Patent no. 3738. Filing year 1874.

"Electric Light," Henry Woodward and Mathew Evans.

It is commonly believed that the great American inventor Thomas Edison invented the light bulb, which he patented in the United States in 1879. Edison's bulb, however, was predated by several electric light prototypes, one of which was patented in 1874 by two Canadians.

Henry Woodward was a medical student in Toronto when he and Mathew Evans (a hotel keeper described in the patent only as "gentleman") devised their electric lamp. It consisted of a pure carbon rod attached to electrodes and placed in a glass tube. Woodward and Evans pumped out the air in the tube and replaced it with a "rarified gas that [would] not unite chemically with the carbon when hot." (This gas was nitrogen.) The carbon glowed when an electric current passed through it.

Unfortunately, Woodward and Evans were unable to interest investors in their idea. In 1876, Woodward applied for a patent in the United States. Edison saw the concept's potential and in 1879 bought the patent rights from Woodward. Later, he also bought a share of the original Canadian patent. Over the next few years, Edison developed the incandescent light bulb, first using a carbon filament and then switching to bamboo. He also wanted to invent a complete electrical system, and so, in addition to the light bulb, he developed switches, fuses, electric meters and other devices.
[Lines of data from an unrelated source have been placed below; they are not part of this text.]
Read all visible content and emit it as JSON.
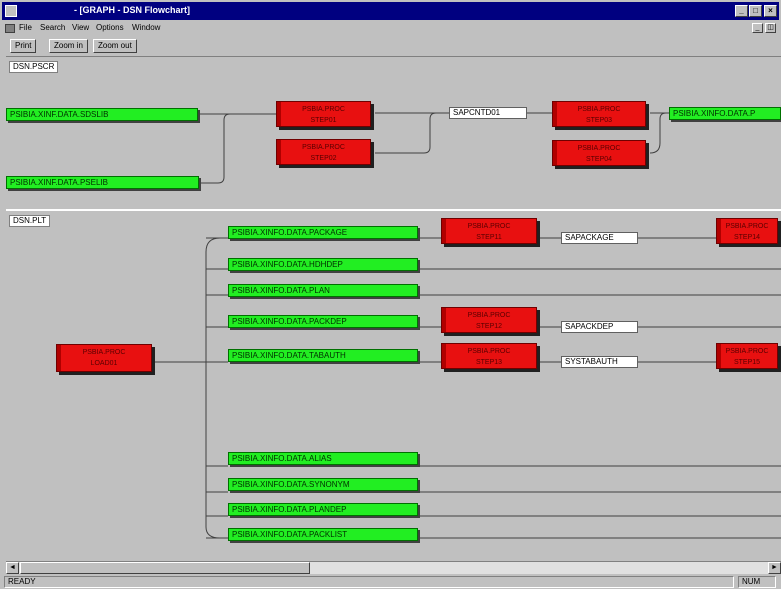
{
  "window": {
    "title": "- [GRAPH - DSN Flowchart]",
    "controls": {
      "minimize": "_",
      "maximize": "□",
      "close": "×"
    }
  },
  "menu": {
    "items": [
      "File",
      "Search",
      "View",
      "Options",
      "Window"
    ],
    "mdi_controls": {
      "minimize": "_",
      "restore": "◫"
    }
  },
  "toolbar": {
    "buttons": [
      "Print",
      "Zoom in",
      "Zoom out"
    ]
  },
  "sections": [
    {
      "tag": "DSN.PSCR",
      "green_nodes": [
        "PSIBIA.XINF.DATA.SDSLIB",
        "PSIBIA.XINF.DATA.PSELIB",
        "PSIBIA.XINFO.DATA.P"
      ],
      "red_nodes": [
        {
          "line1": "PSBIA.PROC",
          "line2": "STEP01"
        },
        {
          "line1": "PSBIA.PROC",
          "line2": "STEP02"
        },
        {
          "line1": "PSBIA.PROC",
          "line2": "STEP03"
        },
        {
          "line1": "PSBIA.PROC",
          "line2": "STEP04"
        }
      ],
      "white_nodes": [
        "SAPCNTD01"
      ]
    },
    {
      "tag": "DSN.PLT",
      "root": {
        "line1": "PSBIA.PROC",
        "line2": "LOAD01"
      },
      "green_nodes": [
        "PSIBIA.XINFO.DATA.PACKAGE",
        "PSIBIA.XINFO.DATA.HDHDEP",
        "PSIBIA.XINFO.DATA.PLAN",
        "PSIBIA.XINFO.DATA.PACKDEP",
        "PSIBIA.XINFO.DATA.TABAUTH",
        "PSIBIA.XINFO.DATA.ALIAS",
        "PSIBIA.XINFO.DATA.SYNONYM",
        "PSIBIA.XINFO.DATA.PLANDEP",
        "PSIBIA.XINFO.DATA.PACKLIST"
      ],
      "red_nodes": [
        {
          "line1": "PSBIA.PROC",
          "line2": "STEP11"
        },
        {
          "line1": "PSBIA.PROC",
          "line2": "STEP12"
        },
        {
          "line1": "PSBIA.PROC",
          "line2": "STEP13"
        },
        {
          "line1": "PSBIA.PROC",
          "line2": "STEP14"
        },
        {
          "line1": "PSBIA.PROC",
          "line2": "STEP15"
        }
      ],
      "white_nodes": [
        "SAPACKAGE",
        "SAPACKDEP",
        "SYSTABAUTH"
      ]
    }
  ],
  "scrollbar": {
    "left_arrow": "◄",
    "right_arrow": "►"
  },
  "status": {
    "left": "READY",
    "right": "NUM"
  }
}
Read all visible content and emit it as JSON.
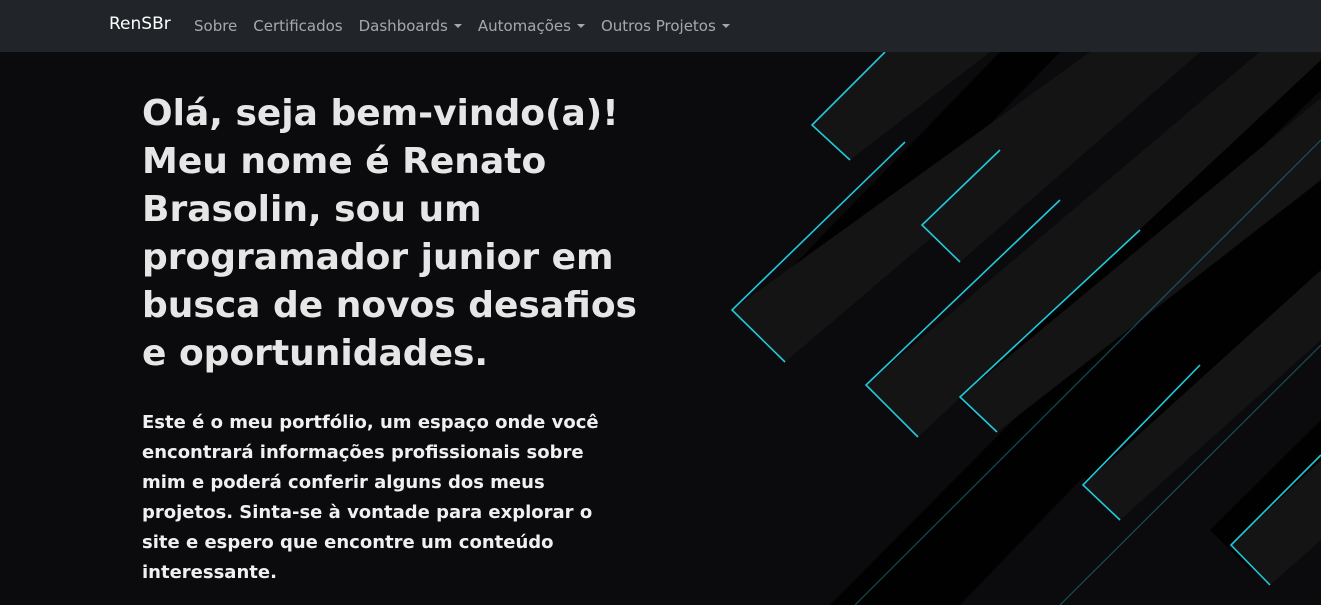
{
  "navbar": {
    "brand": "RenSBr",
    "items": [
      {
        "label": "Sobre",
        "dropdown": false
      },
      {
        "label": "Certificados",
        "dropdown": false
      },
      {
        "label": "Dashboards",
        "dropdown": true
      },
      {
        "label": "Automações",
        "dropdown": true
      },
      {
        "label": "Outros Projetos",
        "dropdown": true
      }
    ]
  },
  "hero": {
    "title": "Olá, seja bem-vindo(a)! Meu nome é Renato Brasolin, sou um programador junior em busca de novos desafios e oportunidades.",
    "paragraph": "Este é o meu portfólio, um espaço onde você encontrará informações profissionais sobre mim e poderá conferir alguns dos meus projetos. Sinta-se à vontade para explorar o site e espero que encontre um conteúdo interessante."
  },
  "colors": {
    "navbar_bg": "#212529",
    "page_bg": "#0b0a0d",
    "accent": "#20c9dc"
  }
}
Edison's power network got off to a slow start. His initial bulbs lasted less than 14 hours, and by 1889 his power station in New York had just 710 customers. In 1906, the General Electric Company patented the tungsten filament light bulb, which became the standard. Edison's development of a complete electrical system, however, proved to be his stroke of genius, and by 1910 more than 3 million people in the United States had electric lighting. As such, Edison's name is the one most people remember, while Henry Woodward and Mathew Evans of Toronto have become a footnote in the history of the electric light bulb.
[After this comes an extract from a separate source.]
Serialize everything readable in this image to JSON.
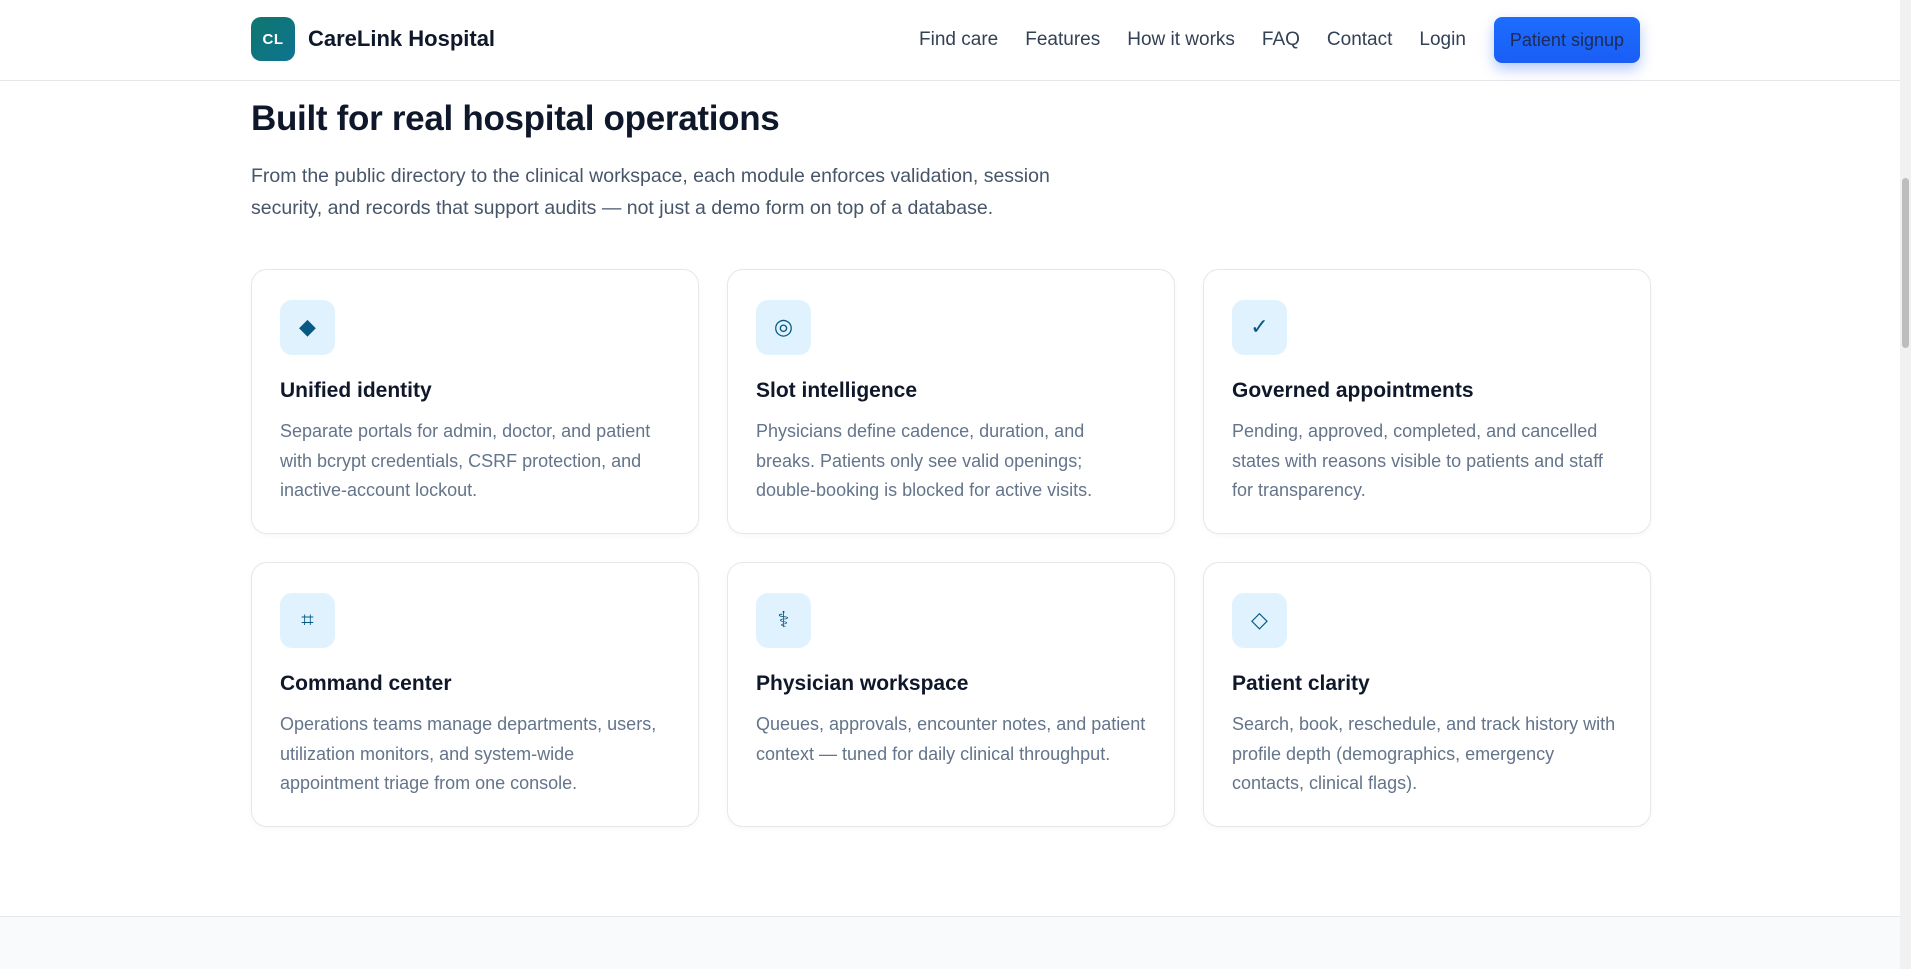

References

Levy, Joel. Really Useful: The Origins of Everyday Things. Willowdale, Ont.: Firefly Books, 2002.

Nader, Ralph, Nadia Milleron, and Duff Conacher. Canada Firsts. Toronto: McClelland & Stewart, 1992.

Van Dulken, Stephen. Inventing the 19th Century: 100 Inventions That Shaped the Victorian Age From Aspirin to the Zeppelin. New York: New York University Press, 2001.

"Incandescent light bulb." Wikipedia.
http://en.wikipedia.org/wiki/Incandescent_light_bulb
(accessed November 9, 2005).